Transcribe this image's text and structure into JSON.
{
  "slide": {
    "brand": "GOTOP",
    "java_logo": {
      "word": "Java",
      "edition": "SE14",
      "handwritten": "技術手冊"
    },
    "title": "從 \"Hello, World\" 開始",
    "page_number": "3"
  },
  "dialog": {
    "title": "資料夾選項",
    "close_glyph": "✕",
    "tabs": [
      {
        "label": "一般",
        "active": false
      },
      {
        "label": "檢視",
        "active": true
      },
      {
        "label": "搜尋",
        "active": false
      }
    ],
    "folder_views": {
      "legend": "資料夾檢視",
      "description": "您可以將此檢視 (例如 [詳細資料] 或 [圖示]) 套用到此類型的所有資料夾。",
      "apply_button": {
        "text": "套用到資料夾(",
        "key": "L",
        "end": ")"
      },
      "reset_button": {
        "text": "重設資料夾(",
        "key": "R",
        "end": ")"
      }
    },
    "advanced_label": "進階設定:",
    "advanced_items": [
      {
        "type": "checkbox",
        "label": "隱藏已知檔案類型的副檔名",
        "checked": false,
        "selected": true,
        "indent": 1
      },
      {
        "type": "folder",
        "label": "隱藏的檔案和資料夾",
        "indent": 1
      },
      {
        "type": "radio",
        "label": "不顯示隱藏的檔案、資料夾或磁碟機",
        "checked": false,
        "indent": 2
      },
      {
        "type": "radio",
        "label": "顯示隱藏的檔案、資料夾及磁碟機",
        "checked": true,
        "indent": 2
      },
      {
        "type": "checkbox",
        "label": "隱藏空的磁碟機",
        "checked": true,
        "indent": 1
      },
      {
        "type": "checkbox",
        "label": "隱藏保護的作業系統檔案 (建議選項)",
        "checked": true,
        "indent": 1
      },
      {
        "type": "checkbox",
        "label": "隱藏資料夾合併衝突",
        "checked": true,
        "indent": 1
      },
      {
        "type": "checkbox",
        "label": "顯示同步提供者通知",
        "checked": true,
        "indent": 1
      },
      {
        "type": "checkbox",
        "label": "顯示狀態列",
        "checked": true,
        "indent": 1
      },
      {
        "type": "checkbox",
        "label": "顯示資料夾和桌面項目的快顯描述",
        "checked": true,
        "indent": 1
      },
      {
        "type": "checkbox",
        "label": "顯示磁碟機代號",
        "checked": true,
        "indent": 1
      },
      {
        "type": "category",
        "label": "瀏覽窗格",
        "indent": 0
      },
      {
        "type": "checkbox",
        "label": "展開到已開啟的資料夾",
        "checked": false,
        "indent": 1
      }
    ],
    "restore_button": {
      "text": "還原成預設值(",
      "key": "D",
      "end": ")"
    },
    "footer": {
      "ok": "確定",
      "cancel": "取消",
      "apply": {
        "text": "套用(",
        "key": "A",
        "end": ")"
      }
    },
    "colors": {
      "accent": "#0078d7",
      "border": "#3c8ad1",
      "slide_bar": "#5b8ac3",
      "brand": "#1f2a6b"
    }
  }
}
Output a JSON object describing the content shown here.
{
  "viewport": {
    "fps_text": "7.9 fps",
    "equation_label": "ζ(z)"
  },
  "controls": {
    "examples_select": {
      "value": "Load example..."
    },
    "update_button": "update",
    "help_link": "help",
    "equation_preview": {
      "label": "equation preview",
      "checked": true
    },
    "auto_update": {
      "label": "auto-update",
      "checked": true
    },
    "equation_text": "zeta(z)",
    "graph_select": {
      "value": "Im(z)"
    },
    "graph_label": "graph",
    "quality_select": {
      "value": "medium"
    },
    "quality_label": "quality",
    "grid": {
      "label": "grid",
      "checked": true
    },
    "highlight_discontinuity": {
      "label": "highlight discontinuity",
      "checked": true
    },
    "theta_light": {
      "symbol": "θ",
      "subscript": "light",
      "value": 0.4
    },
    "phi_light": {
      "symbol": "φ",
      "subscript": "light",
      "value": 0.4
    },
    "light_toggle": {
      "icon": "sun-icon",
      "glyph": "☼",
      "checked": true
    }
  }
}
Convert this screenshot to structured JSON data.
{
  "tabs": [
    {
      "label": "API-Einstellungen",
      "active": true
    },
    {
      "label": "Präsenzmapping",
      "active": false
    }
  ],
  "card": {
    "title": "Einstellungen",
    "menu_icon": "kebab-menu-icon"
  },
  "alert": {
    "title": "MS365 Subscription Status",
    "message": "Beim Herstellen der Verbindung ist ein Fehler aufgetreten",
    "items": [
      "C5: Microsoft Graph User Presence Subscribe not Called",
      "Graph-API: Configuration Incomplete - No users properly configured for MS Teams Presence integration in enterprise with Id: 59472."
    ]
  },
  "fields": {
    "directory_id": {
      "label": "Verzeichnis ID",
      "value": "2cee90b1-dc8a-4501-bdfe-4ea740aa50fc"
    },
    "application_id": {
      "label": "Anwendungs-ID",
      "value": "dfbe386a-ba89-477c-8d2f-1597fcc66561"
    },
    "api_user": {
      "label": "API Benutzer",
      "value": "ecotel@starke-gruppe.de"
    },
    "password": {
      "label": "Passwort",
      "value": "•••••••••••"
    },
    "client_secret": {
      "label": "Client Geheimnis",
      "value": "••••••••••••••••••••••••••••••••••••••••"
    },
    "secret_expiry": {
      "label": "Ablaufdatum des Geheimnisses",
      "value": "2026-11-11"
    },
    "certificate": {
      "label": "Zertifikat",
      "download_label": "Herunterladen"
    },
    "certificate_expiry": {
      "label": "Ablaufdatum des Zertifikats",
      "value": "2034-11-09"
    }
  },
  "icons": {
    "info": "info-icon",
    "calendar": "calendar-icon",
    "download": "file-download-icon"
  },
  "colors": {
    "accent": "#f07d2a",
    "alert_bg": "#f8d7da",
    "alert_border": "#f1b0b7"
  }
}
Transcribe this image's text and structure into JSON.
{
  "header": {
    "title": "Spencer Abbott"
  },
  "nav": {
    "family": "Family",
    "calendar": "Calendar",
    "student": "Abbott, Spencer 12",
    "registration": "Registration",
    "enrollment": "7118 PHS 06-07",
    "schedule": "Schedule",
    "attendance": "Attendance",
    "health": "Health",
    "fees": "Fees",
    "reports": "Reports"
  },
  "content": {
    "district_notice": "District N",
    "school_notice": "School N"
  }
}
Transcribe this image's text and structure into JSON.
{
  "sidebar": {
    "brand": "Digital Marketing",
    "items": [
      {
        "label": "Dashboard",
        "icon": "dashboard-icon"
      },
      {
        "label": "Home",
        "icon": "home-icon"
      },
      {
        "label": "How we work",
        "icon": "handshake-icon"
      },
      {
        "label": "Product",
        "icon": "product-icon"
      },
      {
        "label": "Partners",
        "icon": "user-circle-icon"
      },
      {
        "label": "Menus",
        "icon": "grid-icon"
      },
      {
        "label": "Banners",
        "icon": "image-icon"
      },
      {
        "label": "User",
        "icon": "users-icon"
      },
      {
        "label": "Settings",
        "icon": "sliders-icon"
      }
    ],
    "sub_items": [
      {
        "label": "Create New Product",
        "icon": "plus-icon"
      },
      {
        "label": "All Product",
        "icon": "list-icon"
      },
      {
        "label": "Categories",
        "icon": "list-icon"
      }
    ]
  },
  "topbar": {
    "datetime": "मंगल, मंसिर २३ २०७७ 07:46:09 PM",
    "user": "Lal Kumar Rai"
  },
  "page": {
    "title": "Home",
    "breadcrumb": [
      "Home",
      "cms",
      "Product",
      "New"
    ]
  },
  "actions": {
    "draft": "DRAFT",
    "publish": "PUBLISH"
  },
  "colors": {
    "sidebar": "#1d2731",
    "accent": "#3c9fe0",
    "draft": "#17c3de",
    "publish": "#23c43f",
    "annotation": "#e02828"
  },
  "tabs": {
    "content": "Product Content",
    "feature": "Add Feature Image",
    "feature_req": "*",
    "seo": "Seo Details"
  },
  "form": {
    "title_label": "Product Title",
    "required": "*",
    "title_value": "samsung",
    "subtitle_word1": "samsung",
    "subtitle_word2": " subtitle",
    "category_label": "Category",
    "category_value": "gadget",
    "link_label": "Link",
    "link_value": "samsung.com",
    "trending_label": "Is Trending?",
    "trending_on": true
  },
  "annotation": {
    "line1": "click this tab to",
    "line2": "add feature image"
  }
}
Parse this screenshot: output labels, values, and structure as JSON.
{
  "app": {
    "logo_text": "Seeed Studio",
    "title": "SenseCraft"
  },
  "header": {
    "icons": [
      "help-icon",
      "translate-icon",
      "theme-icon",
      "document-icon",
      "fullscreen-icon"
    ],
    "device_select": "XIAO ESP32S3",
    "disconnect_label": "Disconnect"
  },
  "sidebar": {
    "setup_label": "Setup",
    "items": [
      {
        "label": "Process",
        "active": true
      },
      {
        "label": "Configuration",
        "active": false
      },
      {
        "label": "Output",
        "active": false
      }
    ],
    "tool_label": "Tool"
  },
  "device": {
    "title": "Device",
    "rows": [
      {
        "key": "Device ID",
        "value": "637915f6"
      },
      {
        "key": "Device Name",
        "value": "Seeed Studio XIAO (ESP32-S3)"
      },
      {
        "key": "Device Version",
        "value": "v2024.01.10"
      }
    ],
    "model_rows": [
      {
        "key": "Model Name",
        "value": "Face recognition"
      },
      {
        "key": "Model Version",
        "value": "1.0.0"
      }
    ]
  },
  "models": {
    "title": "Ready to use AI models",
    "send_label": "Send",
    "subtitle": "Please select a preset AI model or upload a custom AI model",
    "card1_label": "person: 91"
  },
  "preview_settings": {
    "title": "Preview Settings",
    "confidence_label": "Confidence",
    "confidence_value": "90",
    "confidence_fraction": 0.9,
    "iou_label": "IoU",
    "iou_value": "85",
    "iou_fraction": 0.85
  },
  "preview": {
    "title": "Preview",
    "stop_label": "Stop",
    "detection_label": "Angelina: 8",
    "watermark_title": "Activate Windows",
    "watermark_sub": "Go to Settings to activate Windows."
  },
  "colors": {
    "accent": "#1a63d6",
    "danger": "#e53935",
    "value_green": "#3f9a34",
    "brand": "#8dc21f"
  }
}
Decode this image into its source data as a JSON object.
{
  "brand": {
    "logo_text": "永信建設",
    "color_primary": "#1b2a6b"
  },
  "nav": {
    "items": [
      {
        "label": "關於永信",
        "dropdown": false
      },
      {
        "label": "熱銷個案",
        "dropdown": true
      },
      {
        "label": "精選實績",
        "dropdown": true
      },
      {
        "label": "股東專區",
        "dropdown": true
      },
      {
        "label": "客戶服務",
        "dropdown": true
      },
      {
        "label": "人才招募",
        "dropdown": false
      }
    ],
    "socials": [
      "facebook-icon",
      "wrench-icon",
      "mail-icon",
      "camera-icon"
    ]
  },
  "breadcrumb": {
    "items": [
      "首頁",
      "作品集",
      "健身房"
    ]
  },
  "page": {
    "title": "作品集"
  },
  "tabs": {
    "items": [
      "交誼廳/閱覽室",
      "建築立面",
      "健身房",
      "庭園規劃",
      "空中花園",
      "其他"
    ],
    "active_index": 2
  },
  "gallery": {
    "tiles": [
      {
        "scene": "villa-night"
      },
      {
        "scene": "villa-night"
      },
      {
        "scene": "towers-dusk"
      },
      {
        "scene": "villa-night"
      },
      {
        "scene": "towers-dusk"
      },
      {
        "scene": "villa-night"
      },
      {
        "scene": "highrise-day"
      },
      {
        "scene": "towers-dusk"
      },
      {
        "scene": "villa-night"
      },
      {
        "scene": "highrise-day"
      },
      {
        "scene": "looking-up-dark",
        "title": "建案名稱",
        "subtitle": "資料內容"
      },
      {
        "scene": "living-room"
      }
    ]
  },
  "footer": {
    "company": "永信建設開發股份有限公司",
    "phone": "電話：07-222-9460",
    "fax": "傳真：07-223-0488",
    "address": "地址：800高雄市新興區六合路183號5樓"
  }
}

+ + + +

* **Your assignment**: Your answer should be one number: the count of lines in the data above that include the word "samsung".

* **Result**: 3